== The task ==
Each line below containing the word "acción" needs to be shown.

Task material: Begin

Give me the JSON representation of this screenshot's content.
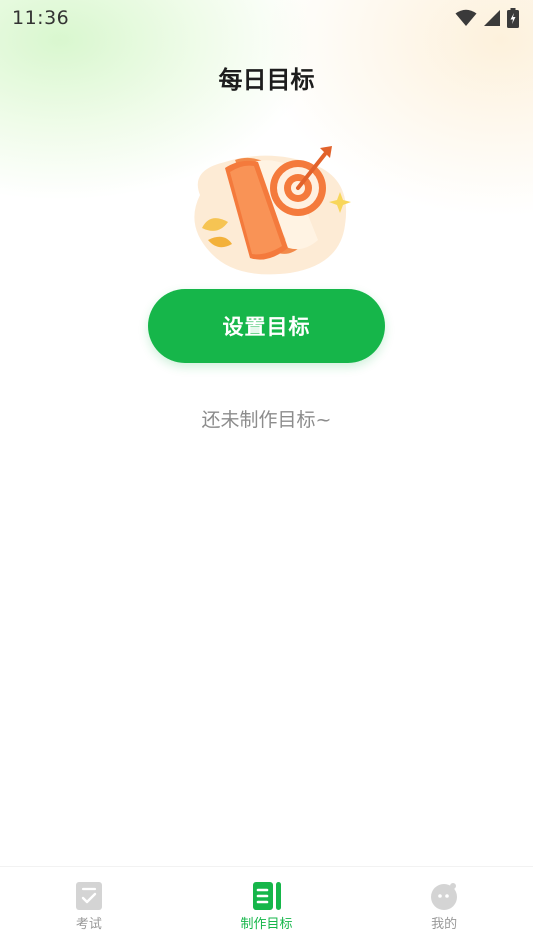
{
  "status_bar": {
    "time": "11:36"
  },
  "header": {
    "title": "每日目标"
  },
  "main": {
    "set_goal_button": "设置目标",
    "empty_message": "还未制作目标~"
  },
  "tab_bar": {
    "tabs": [
      {
        "label": "考试",
        "icon": "exam-icon",
        "active": false
      },
      {
        "label": "制作目标",
        "icon": "goal-icon",
        "active": true
      },
      {
        "label": "我的",
        "icon": "profile-icon",
        "active": false
      }
    ]
  },
  "colors": {
    "accent": "#16b64a",
    "inactive": "#999999",
    "illustration_orange": "#f47a3c"
  }
}
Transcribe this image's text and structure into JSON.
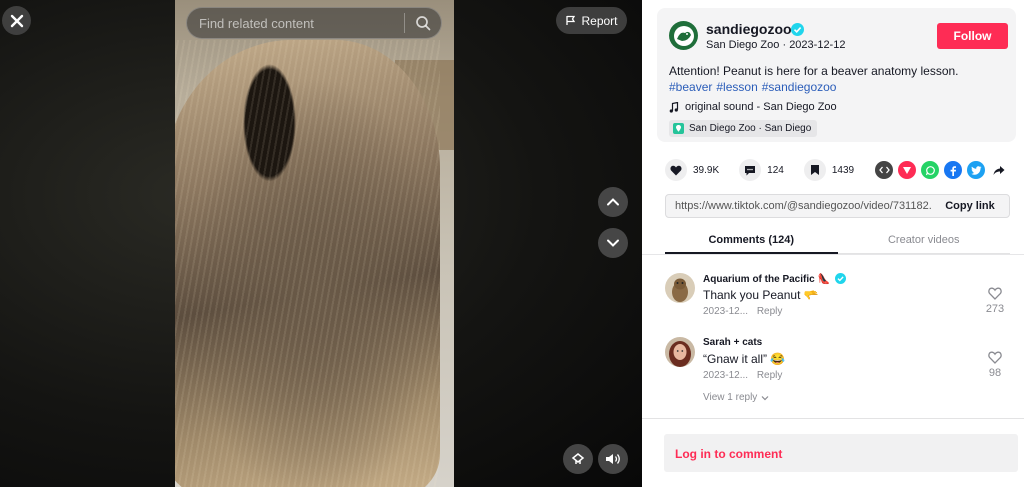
{
  "video": {
    "search_placeholder": "Find related content",
    "report_label": "Report",
    "icons": {
      "close": "close-icon",
      "search": "search-icon",
      "flag": "flag-icon",
      "prev": "chevron-up-icon",
      "next": "chevron-down-icon",
      "float": "floating-player-icon",
      "volume": "volume-icon"
    }
  },
  "author": {
    "username": "sandiegozoo",
    "display_name": "San Diego Zoo",
    "date": "2023-12-12",
    "separator": "·",
    "follow_label": "Follow"
  },
  "post": {
    "caption": "Attention! Peanut is here for a beaver anatomy lesson.",
    "hashtags": [
      "#beaver",
      "#lesson",
      "#sandiegozoo"
    ],
    "sound": "original sound - San Diego Zoo",
    "location": "San Diego Zoo · San Diego"
  },
  "stats": {
    "likes": "39.9K",
    "comments": "124",
    "saves": "1439"
  },
  "share": {
    "icons": [
      "embed-icon",
      "send-icon",
      "whatsapp-icon",
      "facebook-icon",
      "twitter-icon",
      "share-arrow-icon"
    ],
    "url": "https://www.tiktok.com/@sandiegozoo/video/731182...",
    "copy_label": "Copy link"
  },
  "tabs": {
    "comments": "Comments (124)",
    "creator": "Creator videos"
  },
  "comments": [
    {
      "user": "Aquarium of the Pacific",
      "user_emoji": "👠",
      "text": "Thank you Peanut 🫳",
      "date": "2023-12...",
      "reply": "Reply",
      "likes": "273"
    },
    {
      "user": "Sarah + cats",
      "text": "“Gnaw it all” 😂",
      "date": "2023-12...",
      "reply": "Reply",
      "likes": "98",
      "view_replies": "View 1 reply"
    }
  ],
  "login": "Log in to comment",
  "colors": {
    "brand": "#fe2c55",
    "link": "#2b5db9",
    "verified": "#20d5ec"
  }
}
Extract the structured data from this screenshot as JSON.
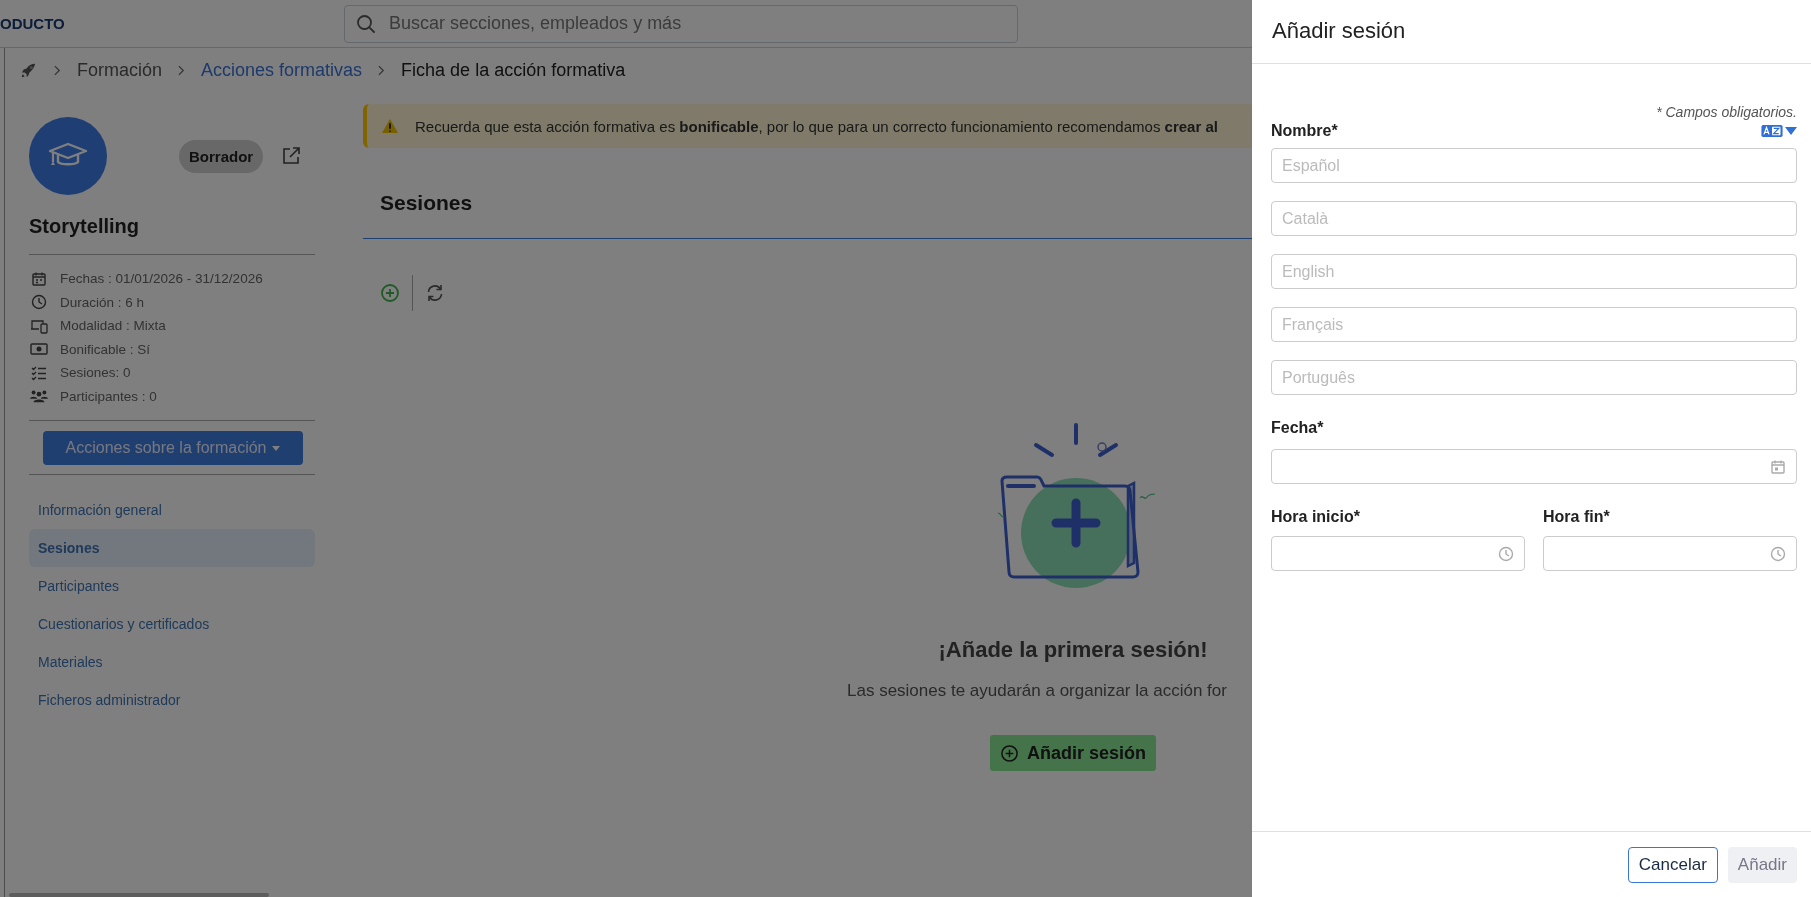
{
  "header": {
    "brand": "ODUCTO",
    "search": {
      "placeholder": "Buscar secciones, empleados y más"
    }
  },
  "breadcrumb": [
    {
      "label": "Formación",
      "kind": "plain"
    },
    {
      "label": "Acciones formativas",
      "kind": "link"
    },
    {
      "label": "Ficha de la acción formativa",
      "kind": "current"
    }
  ],
  "course": {
    "title": "Storytelling",
    "status": "Borrador",
    "actions_button": "Acciones sobre la formación",
    "info": [
      {
        "kind": "calendar",
        "text": "Fechas : 01/01/2026 - 31/12/2026"
      },
      {
        "kind": "clock",
        "text": "Duración : 6 h"
      },
      {
        "kind": "devices",
        "text": "Modalidad : Mixta"
      },
      {
        "kind": "money",
        "text": "Bonificable : Sí"
      },
      {
        "kind": "list",
        "text": "Sesiones: 0"
      },
      {
        "kind": "people",
        "text": "Participantes : 0"
      }
    ]
  },
  "nav": [
    {
      "label": "Información general",
      "selected": false
    },
    {
      "label": "Sesiones",
      "selected": true
    },
    {
      "label": "Participantes",
      "selected": false
    },
    {
      "label": "Cuestionarios y certificados",
      "selected": false
    },
    {
      "label": "Materiales",
      "selected": false
    },
    {
      "label": "Ficheros administrador",
      "selected": false
    }
  ],
  "alert": {
    "text": "Recuerda que esta acción formativa es **bonificable**, por lo que para un correcto funcionamiento recomendamos **crear al**"
  },
  "section": {
    "title": "Sesiones",
    "empty_title": "¡Añade la primera sesión!",
    "empty_text": "Las sesiones te ayudarán a organizar la acción for",
    "add_button": "Añadir sesión"
  },
  "drawer": {
    "title": "Añadir sesión",
    "required_note": "* Campos obligatorios.",
    "name_label": "Nombre*",
    "name_fields": [
      {
        "placeholder": "Español"
      },
      {
        "placeholder": "Català"
      },
      {
        "placeholder": "English"
      },
      {
        "placeholder": "Français"
      },
      {
        "placeholder": "Português"
      }
    ],
    "date_label": "Fecha*",
    "start_label": "Hora inicio*",
    "end_label": "Hora fin*",
    "cancel": "Cancelar",
    "submit": {
      "label": "Añadir",
      "disabled": true
    }
  }
}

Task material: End

== Solution to this problem ==
      "label": "Ficha de la acción formativa",
    "text": "Recuerda que esta acción formativa es **bonificable**, por lo que para un correcto funcionamiento recomendamos **crear al**"
    "empty_text": "Las sesiones te ayudarán a organizar la acción for",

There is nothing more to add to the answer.